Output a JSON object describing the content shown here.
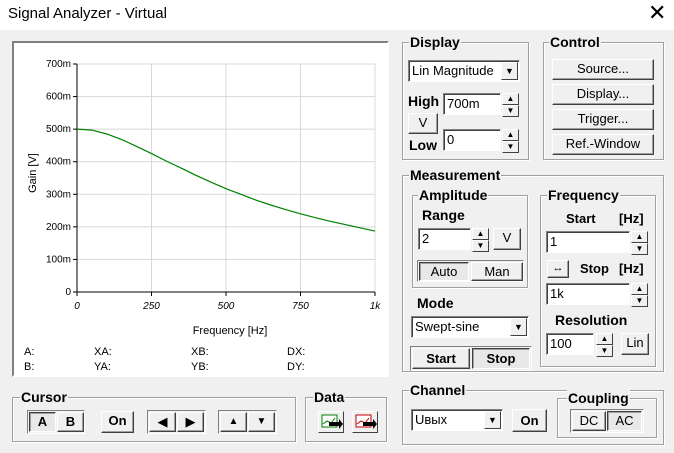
{
  "window": {
    "title": "Signal Analyzer - Virtual",
    "close_glyph": "✕"
  },
  "plot": {
    "y_axis_label": "Gain [V]",
    "x_axis_label": "Frequency [Hz]",
    "y_ticks": [
      "700m",
      "600m",
      "500m",
      "400m",
      "300m",
      "200m",
      "100m",
      "0"
    ],
    "x_ticks": [
      "0",
      "250",
      "500",
      "750",
      "1k"
    ],
    "trace_color": "#008000",
    "readouts": {
      "a": "A:",
      "b": "B:",
      "xa": "XA:",
      "ya": "YA:",
      "xb": "XB:",
      "yb": "YB:",
      "dx": "DX:",
      "dy": "DY:"
    }
  },
  "chart_data": {
    "type": "line",
    "xlabel": "Frequency [Hz]",
    "ylabel": "Gain [V]",
    "xlim": [
      0,
      1000
    ],
    "ylim": [
      0,
      0.7
    ],
    "grid": true,
    "series": [
      {
        "x": [
          0,
          50,
          100,
          150,
          200,
          250,
          300,
          350,
          400,
          450,
          500,
          550,
          600,
          650,
          700,
          750,
          800,
          850,
          900,
          950,
          1000
        ],
        "values": [
          0.5,
          0.497,
          0.485,
          0.468,
          0.447,
          0.425,
          0.402,
          0.38,
          0.358,
          0.337,
          0.317,
          0.3,
          0.282,
          0.267,
          0.253,
          0.24,
          0.228,
          0.217,
          0.207,
          0.197,
          0.187
        ]
      }
    ]
  },
  "display": {
    "group": "Display",
    "mode_value": "Lin Magnitude",
    "high_label": "High",
    "high_value": "700m",
    "unit_button": "V",
    "low_label": "Low",
    "low_value": "0"
  },
  "control": {
    "group": "Control",
    "source": "Source...",
    "display": "Display...",
    "trigger": "Trigger...",
    "ref_window": "Ref.-Window"
  },
  "measurement": {
    "group": "Measurement",
    "amplitude": {
      "group": "Amplitude",
      "range_label": "Range",
      "range_value": "2",
      "unit_button": "V",
      "auto": "Auto",
      "man": "Man"
    },
    "frequency": {
      "group": "Frequency",
      "start_label": "Start",
      "unit_label": "[Hz]",
      "start_value": "1",
      "stop_label": "Stop",
      "stop_unit_label": "[Hz]",
      "stop_value": "1k",
      "resolution_label": "Resolution",
      "resolution_value": "100",
      "lin_button": "Lin"
    },
    "mode": {
      "label": "Mode",
      "value": "Swept-sine",
      "start": "Start",
      "stop": "Stop"
    }
  },
  "cursor": {
    "group": "Cursor",
    "a": "A",
    "b": "B",
    "on": "On"
  },
  "data_group": {
    "group": "Data"
  },
  "channel": {
    "group": "Channel",
    "value": "Uвых",
    "on": "On"
  },
  "coupling": {
    "group": "Coupling",
    "dc": "DC",
    "ac": "AC"
  }
}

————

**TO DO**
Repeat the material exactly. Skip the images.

**SOLUTION TO THE EXERCISE**
Output a JSON object describing the content shown here.
{
  "window": {
    "title": "Signal Analyzer - Virtual",
    "close_glyph": "✕"
  },
  "plot": {
    "y_axis_label": "Gain [V]",
    "x_axis_label": "Frequency [Hz]",
    "y_ticks": [
      "700m",
      "600m",
      "500m",
      "400m",
      "300m",
      "200m",
      "100m",
      "0"
    ],
    "x_ticks": [
      "0",
      "250",
      "500",
      "750",
      "1k"
    ],
    "trace_color": "#008000",
    "readouts": {
      "a": "A:",
      "b": "B:",
      "xa": "XA:",
      "ya": "YA:",
      "xb": "XB:",
      "yb": "YB:",
      "dx": "DX:",
      "dy": "DY:"
    }
  },
  "chart_data": {
    "type": "line",
    "xlabel": "Frequency [Hz]",
    "ylabel": "Gain [V]",
    "xlim": [
      0,
      1000
    ],
    "ylim": [
      0,
      0.7
    ],
    "grid": true,
    "series": [
      {
        "x": [
          0,
          50,
          100,
          150,
          200,
          250,
          300,
          350,
          400,
          450,
          500,
          550,
          600,
          650,
          700,
          750,
          800,
          850,
          900,
          950,
          1000
        ],
        "values": [
          0.5,
          0.497,
          0.485,
          0.468,
          0.447,
          0.425,
          0.402,
          0.38,
          0.358,
          0.337,
          0.317,
          0.3,
          0.282,
          0.267,
          0.253,
          0.24,
          0.228,
          0.217,
          0.207,
          0.197,
          0.187
        ]
      }
    ]
  },
  "display": {
    "group": "Display",
    "mode_value": "Lin Magnitude",
    "high_label": "High",
    "high_value": "700m",
    "unit_button": "V",
    "low_label": "Low",
    "low_value": "0"
  },
  "control": {
    "group": "Control",
    "source": "Source...",
    "display": "Display...",
    "trigger": "Trigger...",
    "ref_window": "Ref.-Window"
  },
  "measurement": {
    "group": "Measurement",
    "amplitude": {
      "group": "Amplitude",
      "range_label": "Range",
      "range_value": "2",
      "unit_button": "V",
      "auto": "Auto",
      "man": "Man"
    },
    "frequency": {
      "group": "Frequency",
      "start_label": "Start",
      "unit_label": "[Hz]",
      "start_value": "1",
      "stop_label": "Stop",
      "stop_unit_label": "[Hz]",
      "stop_value": "1k",
      "resolution_label": "Resolution",
      "resolution_value": "100",
      "lin_button": "Lin"
    },
    "mode": {
      "label": "Mode",
      "value": "Swept-sine",
      "start": "Start",
      "stop": "Stop"
    }
  },
  "cursor": {
    "group": "Cursor",
    "a": "A",
    "b": "B",
    "on": "On"
  },
  "data_group": {
    "group": "Data"
  },
  "channel": {
    "group": "Channel",
    "value": "Uвых",
    "on": "On"
  },
  "coupling": {
    "group": "Coupling",
    "dc": "DC",
    "ac": "AC"
  }
}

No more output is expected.